Thailand. Long-distance lorry drivers take it to stay awake. Clubbers take it as a cheap replacement for the dance drug ecstasy. Farmers have even used it to pay seasonal workers. But the Thais are paying a terrible price for their growing addiction to methamphetamine, a synthetic form of speed known locally as yaa baa or "crazy medicine In just five years Thailand has acquired nearly a million addicts. Olenka Frenkiel joins the patrols which are trying to stop the drug traffickers from crossing the border from Burma. She visits army boot camps for convicted addicts and discovers that hundreds of Buddhist monks have been enlisted to fight this growing menace. Editor Maria Balinska
Rptd Monday 8.30pm
[American public radio reporter Judith Kampfner 's tape recorder is rolling in the New York Public Library as translator Peter Constantine , looking for forgotten works by Russian writers, stumbles upon a lost, early short story by Anton Chekhov. It proves to be a fantastic piece. This programme combines documentary about the discovery and Chekhov's literary style with the firstfull reading of the short story on radio, by Rupert Graves.
Producers Nigel Acheson and Judith Kampfner
A columnist advances a controversial view on a topical subject, then listeners can take issue by telephone. Presented by David Jesse !. Phone: [number removed] Lines Open from 1.30pm. Producer Nick Utechin
By Pearse Elliott. A petty thief persuades his hapless gang to rob a bank in order to fund his girlfriend's breast enlargement. However things don't go exactly to plan. Read by Kerry Shale . Producer Susan Carson
Scientists are increasingly trying to find ways of developing recyclable materials which can replace less environmentally friendly ones. Quentin Cooper talks to the researchers who are turning traditional material technology on its head.
Producer Sarah Empey EMAIL: firstname.lastname@example.org
More management consultant comedy from the Sony Award-winning sitcom. Join the team as they transform companies in ways they barely understand. With Marcus Brigstocke , Emma Kennedy , Catherine Shepherd and David Mitchell. Written by James Cary. Producer Adam Bromley

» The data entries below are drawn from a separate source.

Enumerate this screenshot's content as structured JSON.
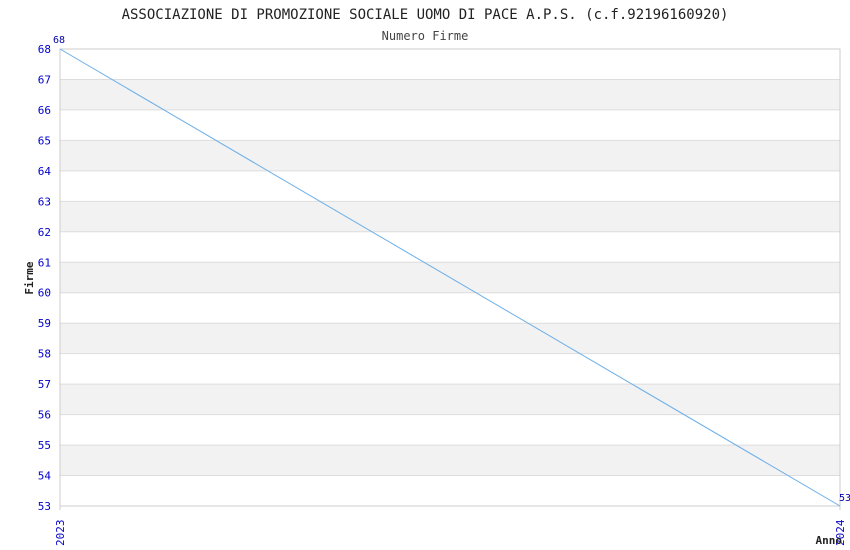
{
  "chart_data": {
    "type": "line",
    "title": "ASSOCIAZIONE DI PROMOZIONE SOCIALE UOMO DI PACE A.P.S. (c.f.92196160920)",
    "subtitle": "Numero Firme",
    "xlabel": "Anno",
    "ylabel": "Firme",
    "x": [
      "2023",
      "2024"
    ],
    "series": [
      {
        "values": [
          68,
          53
        ],
        "point_labels": [
          "68",
          "53"
        ]
      }
    ],
    "ylim": [
      53,
      68
    ],
    "yticks": [
      "53",
      "54",
      "55",
      "56",
      "57",
      "58",
      "59",
      "60",
      "61",
      "62",
      "63",
      "64",
      "65",
      "66",
      "67",
      "68"
    ],
    "grid": true,
    "colors": {
      "line": "#6aaee8",
      "tick_text": "#0000cc",
      "band": "#f2f2f2",
      "grid": "#dddddd",
      "title_text": "#222222"
    }
  }
}
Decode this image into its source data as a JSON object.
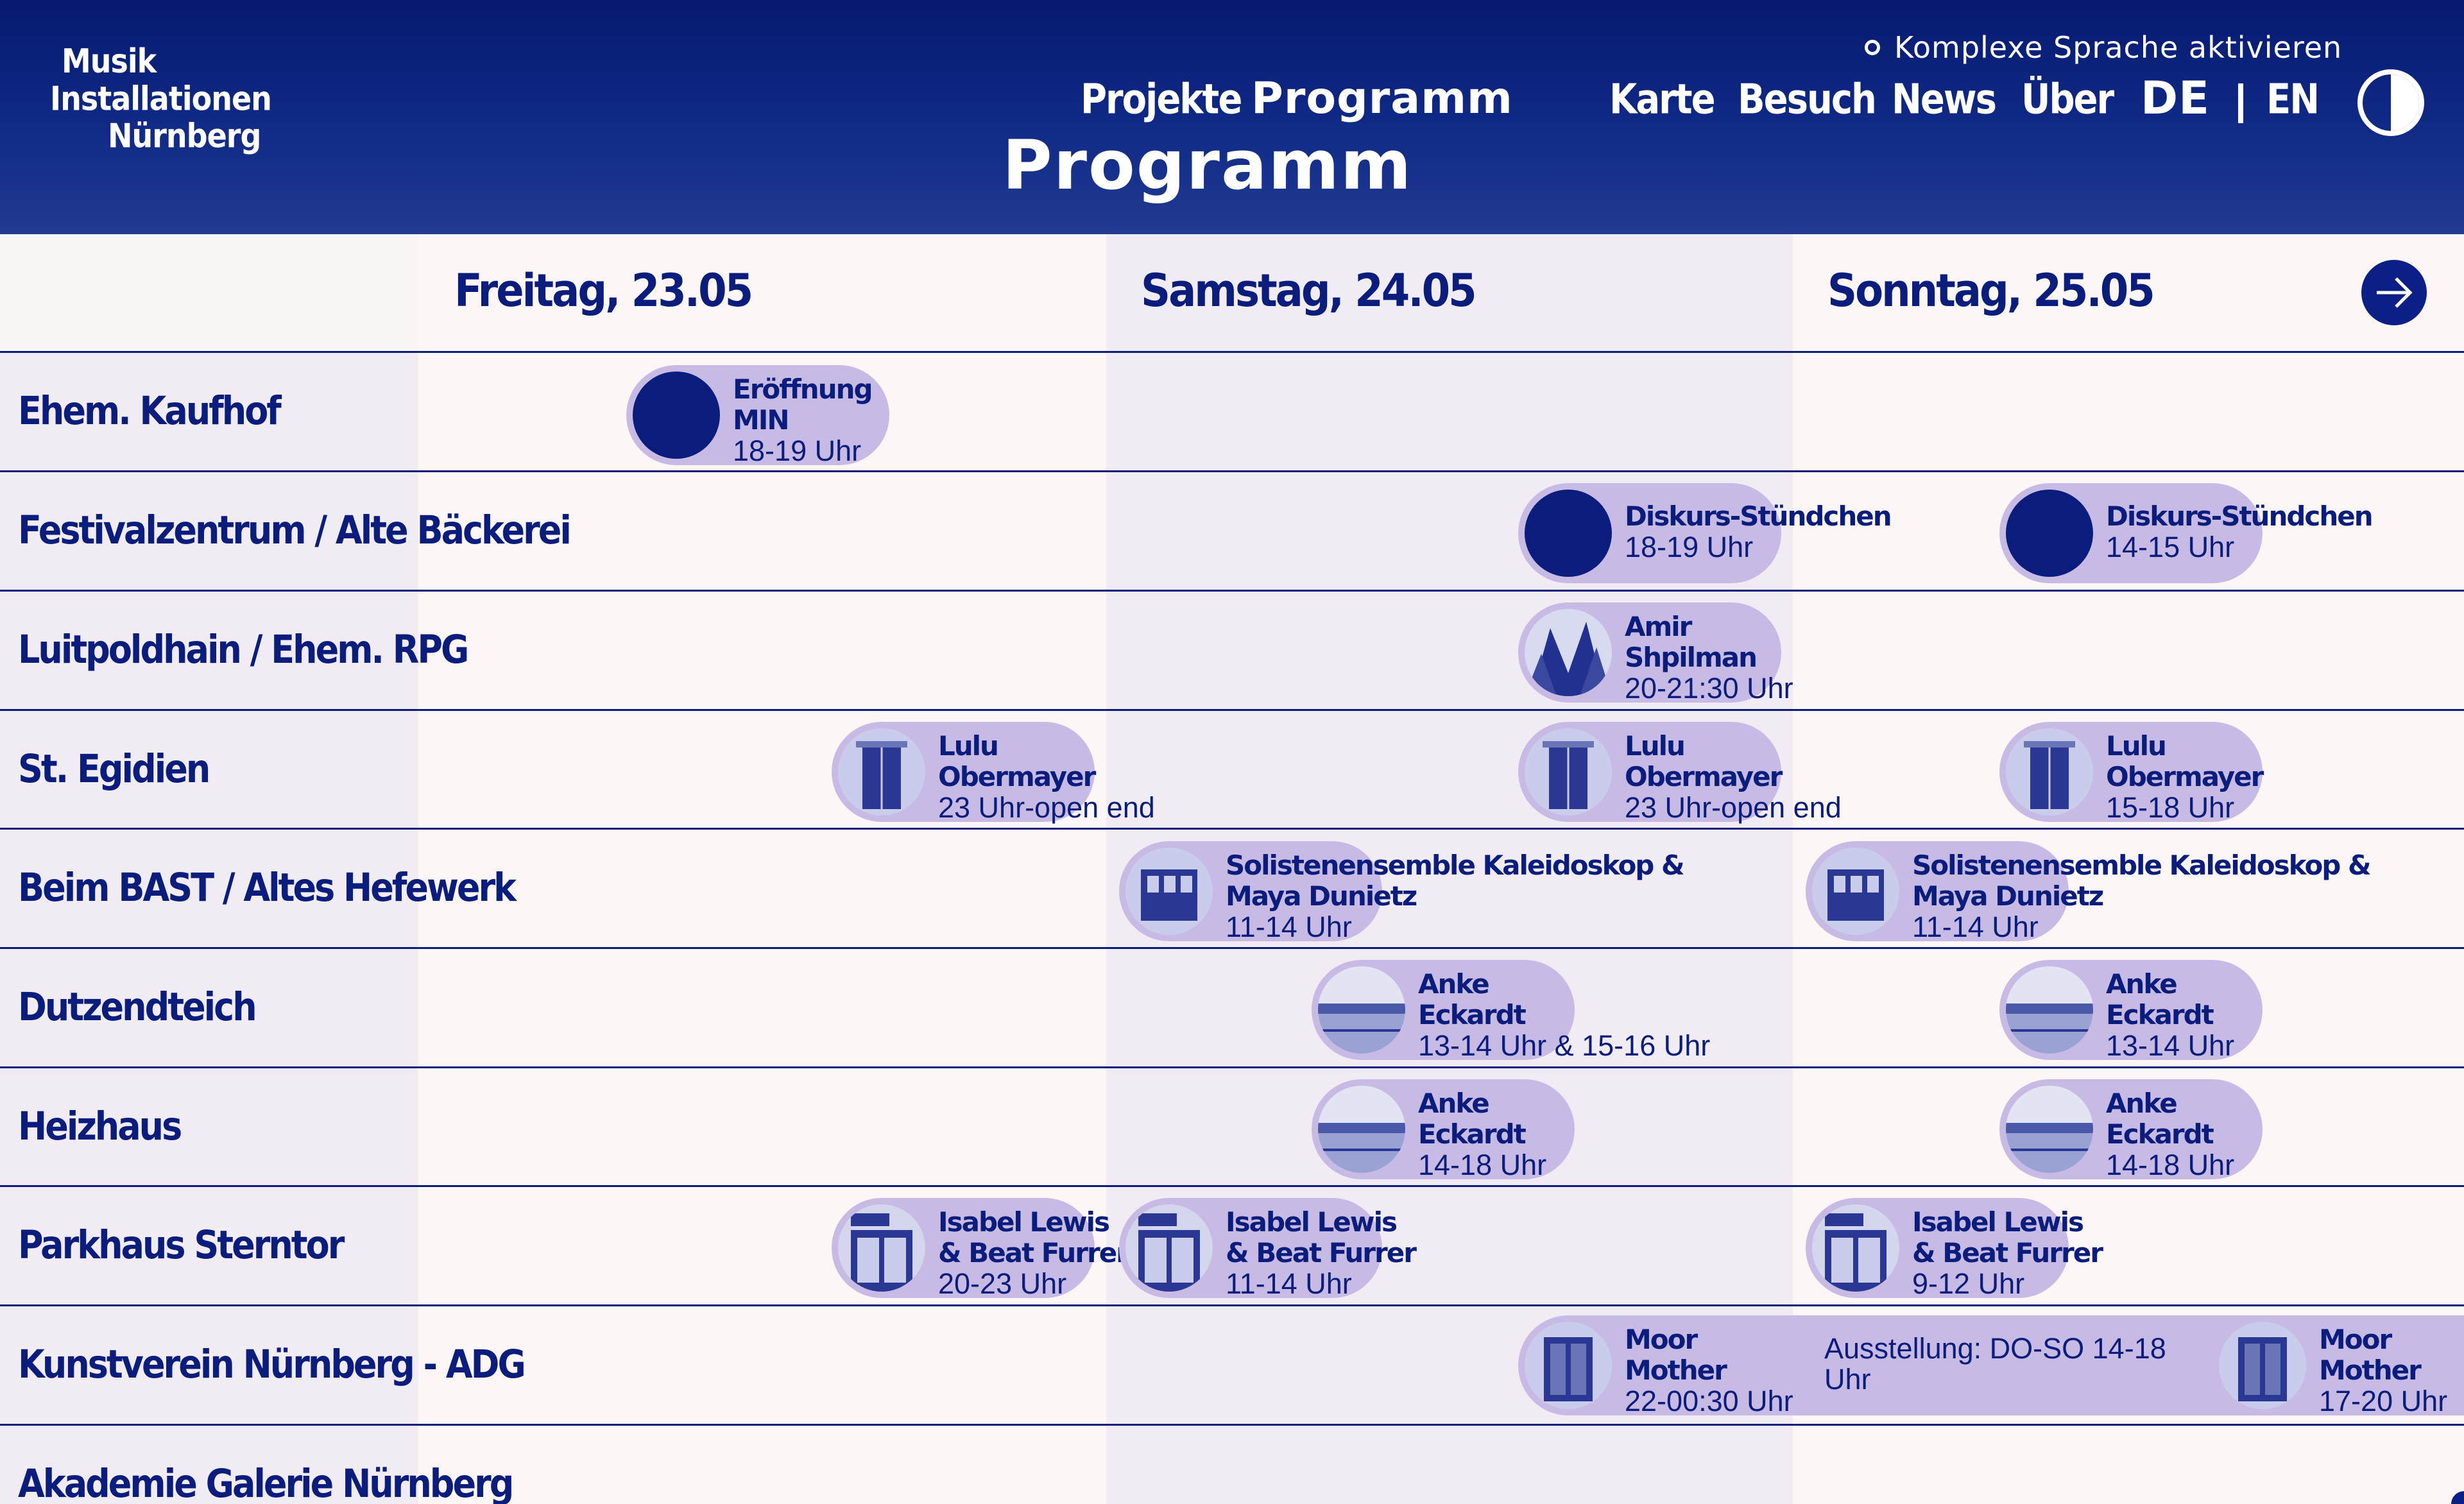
{
  "header": {
    "logo": {
      "line1": "Musik",
      "line2": "Installationen",
      "line3": "Nürnberg"
    },
    "a11y_toggle": "Komplexe Sprache aktivieren",
    "nav": [
      "Projekte",
      "Programm",
      "Karte",
      "Besuch",
      "News",
      "Über"
    ],
    "active_nav": "Programm",
    "lang": {
      "de": "DE",
      "en": "EN",
      "active": "DE"
    },
    "contrast_icon": "half-circle-contrast-icon"
  },
  "page_title": "Programm",
  "days": [
    "Freitag, 23.05",
    "Samstag, 24.05",
    "Sonntag, 25.05"
  ],
  "next_icon": "arrow-right-icon",
  "venues": [
    "Ehem. Kaufhof",
    "Festivalzentrum / Alte Bäckerei",
    "Luitpoldhain / Ehem. RPG",
    "St. Egidien",
    "Beim BAST / Altes Hefewerk",
    "Dutzendteich",
    "Heizhaus",
    "Parkhaus Sterntor",
    "Kunstverein Nürnberg - ADG",
    "Akademie Galerie Nürnberg"
  ],
  "events": {
    "kaufhof_fri": {
      "title1": "Eröffnung",
      "title2": "MIN",
      "time": "18-19 Uhr"
    },
    "festival_sat": {
      "title1": "Diskurs-Stündchen",
      "title2": "",
      "time": "18-19 Uhr"
    },
    "festival_sun": {
      "title1": "Diskurs-Stündchen",
      "title2": "",
      "time": "14-15 Uhr"
    },
    "luitpold_sat": {
      "title1": "Amir",
      "title2": "Shpilman",
      "time": "20-21:30 Uhr"
    },
    "egidien_fri": {
      "title1": "Lulu",
      "title2": "Obermayer",
      "time": "23 Uhr-open end"
    },
    "egidien_sat": {
      "title1": "Lulu",
      "title2": "Obermayer",
      "time": "23 Uhr-open end"
    },
    "egidien_sun": {
      "title1": "Lulu",
      "title2": "Obermayer",
      "time": "15-18 Uhr"
    },
    "bast_sat": {
      "title1": "Solistenensemble Kaleidoskop &",
      "title2": "Maya Dunietz",
      "time": "11-14 Uhr"
    },
    "bast_sun": {
      "title1": "Solistenensemble Kaleidoskop &",
      "title2": "Maya Dunietz",
      "time": "11-14 Uhr"
    },
    "dutzend_sat": {
      "title1": "Anke",
      "title2": "Eckardt",
      "time": "13-14 Uhr & 15-16 Uhr"
    },
    "dutzend_sun": {
      "title1": "Anke",
      "title2": "Eckardt",
      "time": "13-14 Uhr"
    },
    "heiz_sat": {
      "title1": "Anke",
      "title2": "Eckardt",
      "time": "14-18 Uhr"
    },
    "heiz_sun": {
      "title1": "Anke",
      "title2": "Eckardt",
      "time": "14-18 Uhr"
    },
    "park_fri": {
      "title1": "Isabel Lewis",
      "title2": "& Beat Furrer",
      "time": "20-23 Uhr"
    },
    "park_sat": {
      "title1": "Isabel Lewis",
      "title2": "& Beat Furrer",
      "time": "11-14 Uhr"
    },
    "park_sun": {
      "title1": "Isabel Lewis",
      "title2": "& Beat Furrer",
      "time": "9-12 Uhr"
    },
    "kunst_sat": {
      "title1": "Moor",
      "title2": "Mother",
      "time": "22-00:30 Uhr"
    },
    "kunst_sun": {
      "title1": "Moor",
      "title2": "Mother",
      "time": "17-20 Uhr"
    }
  },
  "exhibition": "Ausstellung: DO-SO 14-18 Uhr",
  "colors": {
    "header_bg": "#0d2380",
    "text_primary": "#0a1c7c",
    "pill": "#c7bbe6",
    "column_alt": "#f1ecf4",
    "column_light": "#fcf7f6"
  }
}
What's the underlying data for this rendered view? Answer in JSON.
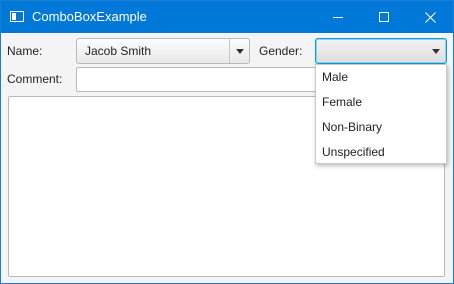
{
  "window": {
    "title": "ComboBoxExample",
    "controls": {
      "minimize": "minimize-icon",
      "maximize": "maximize-icon",
      "close": "close-icon"
    },
    "titlebar_color": "#0078d7"
  },
  "form": {
    "name_label": "Name:",
    "name_value": "Jacob Smith",
    "gender_label": "Gender:",
    "gender_value": "",
    "comment_label": "Comment:",
    "comment_value": "",
    "text_area_value": ""
  },
  "gender_options": [
    "Male",
    "Female",
    "Non-Binary",
    "Unspecified"
  ],
  "focus_color": "#039ed3"
}
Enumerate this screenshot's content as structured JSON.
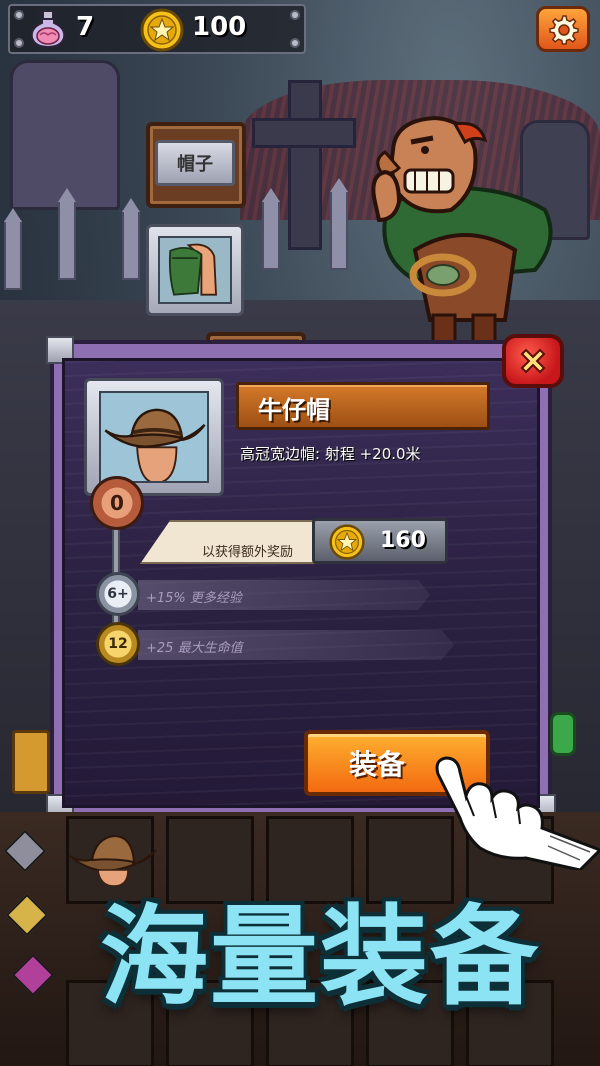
{
  "hud": {
    "potion_icon": "brain-potion-icon",
    "potion_count": "7",
    "coin_icon": "star-coin-icon",
    "coin_count": "100",
    "settings_icon": "gear-icon"
  },
  "slots": {
    "hat_label": "帽子"
  },
  "modal": {
    "close_icon": "close-x-icon",
    "item_name": "牛仔帽",
    "item_desc": "高冠宽边帽: 射程 +20.0米",
    "level": "0",
    "bonus_prompt": "以获得额外奖励",
    "price": "160",
    "tiers": [
      {
        "badge": "6+",
        "text": "+15% 更多经验",
        "badge_style": "silver"
      },
      {
        "badge": "12",
        "text": "+25 最大生命值",
        "badge_style": "gold"
      }
    ],
    "equip_label": "装备"
  },
  "promo": {
    "headline": "海量装备"
  },
  "colors": {
    "accent_orange": "#f26a10",
    "promo_cyan": "#8be3f3",
    "panel_purple": "#8e6fb2",
    "close_red": "#c8171b"
  }
}
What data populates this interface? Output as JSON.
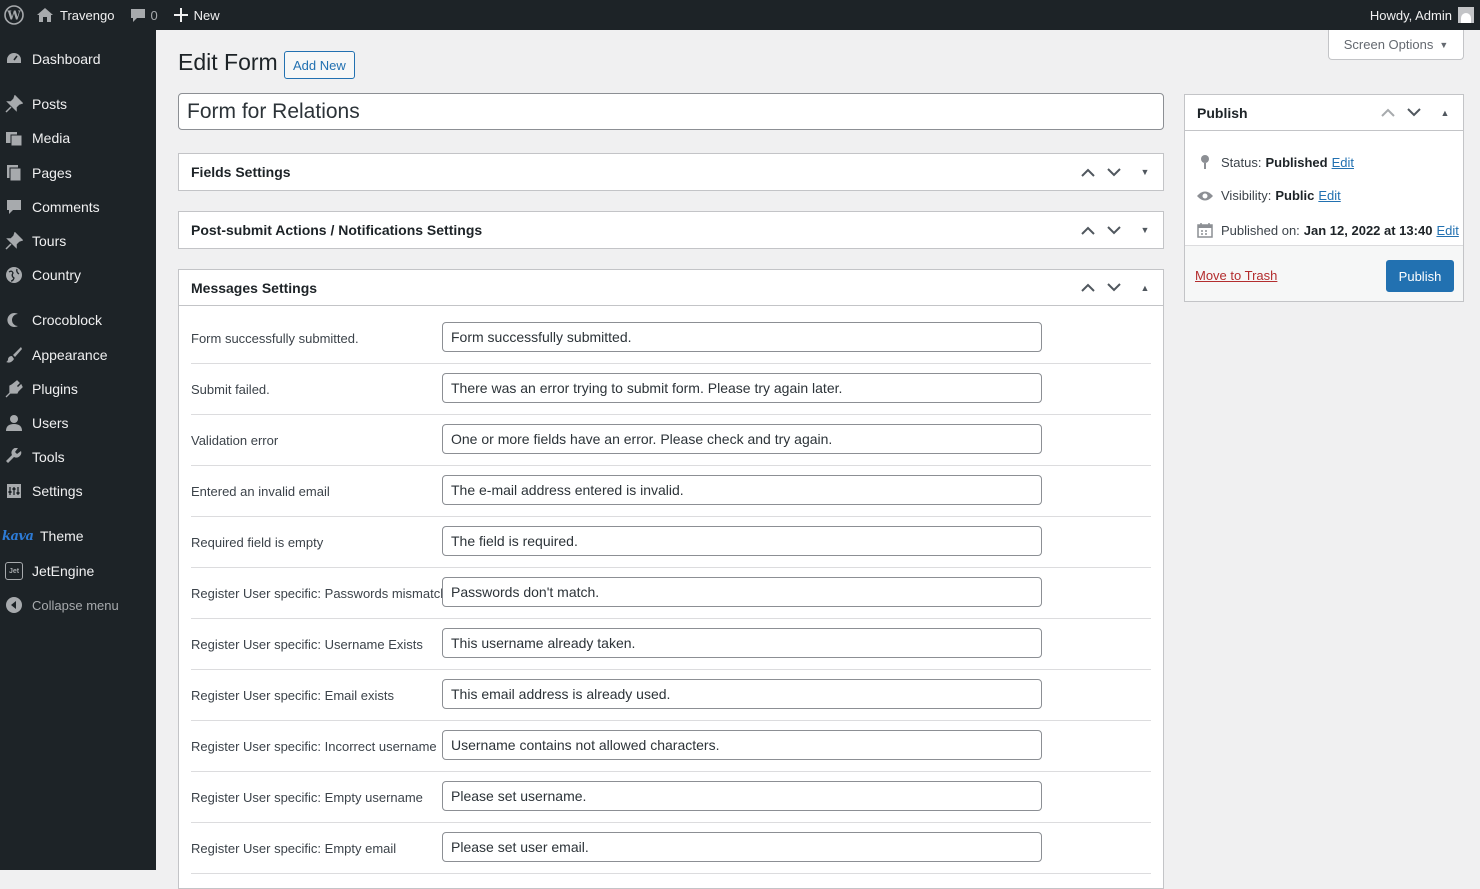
{
  "adminbar": {
    "site_name": "Travengo",
    "comments_count": "0",
    "new_label": "New",
    "howdy": "Howdy, Admin"
  },
  "sidebar": {
    "items": [
      {
        "label": "Dashboard",
        "icon": "dashboard-icon"
      },
      {
        "label": "Posts",
        "icon": "pin-icon"
      },
      {
        "label": "Media",
        "icon": "media-icon"
      },
      {
        "label": "Pages",
        "icon": "pages-icon"
      },
      {
        "label": "Comments",
        "icon": "comments-icon"
      },
      {
        "label": "Tours",
        "icon": "pin-icon"
      },
      {
        "label": "Country",
        "icon": "globe-icon"
      },
      {
        "label": "Crocoblock",
        "icon": "crocoblock-icon"
      },
      {
        "label": "Appearance",
        "icon": "brush-icon"
      },
      {
        "label": "Plugins",
        "icon": "plugin-icon"
      },
      {
        "label": "Users",
        "icon": "user-icon"
      },
      {
        "label": "Tools",
        "icon": "wrench-icon"
      },
      {
        "label": "Settings",
        "icon": "settings-icon"
      },
      {
        "label": "Theme",
        "icon": "kava-logo",
        "logo_text": "kava"
      },
      {
        "label": "JetEngine",
        "icon": "jetengine-icon",
        "logo_text": "Jet"
      },
      {
        "label": "Collapse menu",
        "icon": "collapse-icon"
      }
    ]
  },
  "screen_options": {
    "label": "Screen Options"
  },
  "page": {
    "title": "Edit Form",
    "add_new": "Add New",
    "form_title": "Form for Relations"
  },
  "postboxes": {
    "fields": "Fields Settings",
    "actions": "Post-submit Actions / Notifications Settings",
    "messages": "Messages Settings"
  },
  "messages": [
    {
      "label": "Form successfully submitted.",
      "value": "Form successfully submitted."
    },
    {
      "label": "Submit failed.",
      "value": "There was an error trying to submit form. Please try again later."
    },
    {
      "label": "Validation error",
      "value": "One or more fields have an error. Please check and try again."
    },
    {
      "label": "Entered an invalid email",
      "value": "The e-mail address entered is invalid."
    },
    {
      "label": "Required field is empty",
      "value": "The field is required."
    },
    {
      "label": "Register User specific: Passwords mismatch",
      "value": "Passwords don't match."
    },
    {
      "label": "Register User specific: Username Exists",
      "value": "This username already taken."
    },
    {
      "label": "Register User specific: Email exists",
      "value": "This email address is already used."
    },
    {
      "label": "Register User specific: Incorrect username",
      "value": "Username contains not allowed characters."
    },
    {
      "label": "Register User specific: Empty username",
      "value": "Please set username."
    },
    {
      "label": "Register User specific: Empty email",
      "value": "Please set user email."
    }
  ],
  "publish": {
    "title": "Publish",
    "status_label": "Status:",
    "status_value": "Published",
    "visibility_label": "Visibility:",
    "visibility_value": "Public",
    "published_on_label": "Published on:",
    "published_on_value": "Jan 12, 2022 at 13:40",
    "edit": "Edit",
    "move_to_trash": "Move to Trash",
    "publish_button": "Publish"
  },
  "colors": {
    "admin_bg": "#1d2327",
    "accent": "#2271b1",
    "trash": "#b32d2e",
    "page_bg": "#f0f0f1"
  }
}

In the final programme in the series about modern Asian history, Christopher Gunness investigates one of the region's most sensitive subjects: the Royal Family of Thailand. He mixes in royal circles exploring the unique role modern Thai monarchs have played in Thailand's past and present. Producer John Murphy
The UndeadlySin. Recent corporate scandals have been fuelling more public alarm than ever about business ethics. But does greed as an economic motivating force deserve to be universally condemned, and where should we draw the line?
Diane Coyle asks whetherwe could manage without some forms of avarice in a truly enterprising and risk-taking society. Editor Nicola Meyrick Repeated on Sun at9.30pm
Geoff Watts discovers how researchers are reprogramming bacteria cells to become minute biological robots. A host of possible functions could be performed by these cells, given the right raw materials -from building human organs to operating a space station on Mars.
Producer Beth Eastwood EMAIL: email@example.com
The fantasy sitcom set in the world of Gravy.
Here Comes Bod. The greatest story evertold ever reaches its denouement. Will Milford and Parker overcome Raamen Bod and find the Sofa of Time? Will Marmite avenge the death of his uncle Mortensen? Will Milford find his long-lost love and will the boys ever get back to Crouch End? All this plus the biggest surprise ending since Duty Free. Starring Nick Frost, Matt King, Mark Heap, Peter Serafinowicz, Simon Pegg, Julia Deakin, Joseph Marcell, Kevin Eldon, Daisy Jones and Janet Anderson.
Producer Mario Stylianides
Marmite the Dwarf:
Australia v England for the Ashes
Commentary on the first day's play in the Third Test at Perth, by Jonathan Agnew , Tim Lane and Jim Maxwell , with expert comments from Bob Massie ,
Terry Alderman and Peter Roebuck. Producer Peter Baxter
About this project
This site contains the BBC listings information which the BBC printed
in Radio Times between 1923 and 2009. You can search the site for BBC
programmes, people, dates and Radio Times editions.
We hope it helps you find information about that long forgotten BBC
programme, research a particular person or browse your own involvement
with the BBC.
There are more than 5 million programme listings in Genome. This is a
historical record of the planned output and the BBC services of any
given time. It should be viewed in this context and with the
understanding that it reflects the attitudes and standards of its time
- not those of today.
To read scans of the Radio Times magazines from the 1920s, 30s, 40s and
50s, you can navigate by issue.
Genome is a digitised version of the Radio Times from 1923 to 2009 and
is made available for internal research purposes only. You will need to
obtain the relevant third party permissions for any use, including use in
programmes, online etc.
This internal version of Genome, which includes all the magazine covers,
images and articles as well as the programme listings from the Radio
Times, is different to the version of BBC Genome that is available
externally/to the public. It is only available inside the BBC network.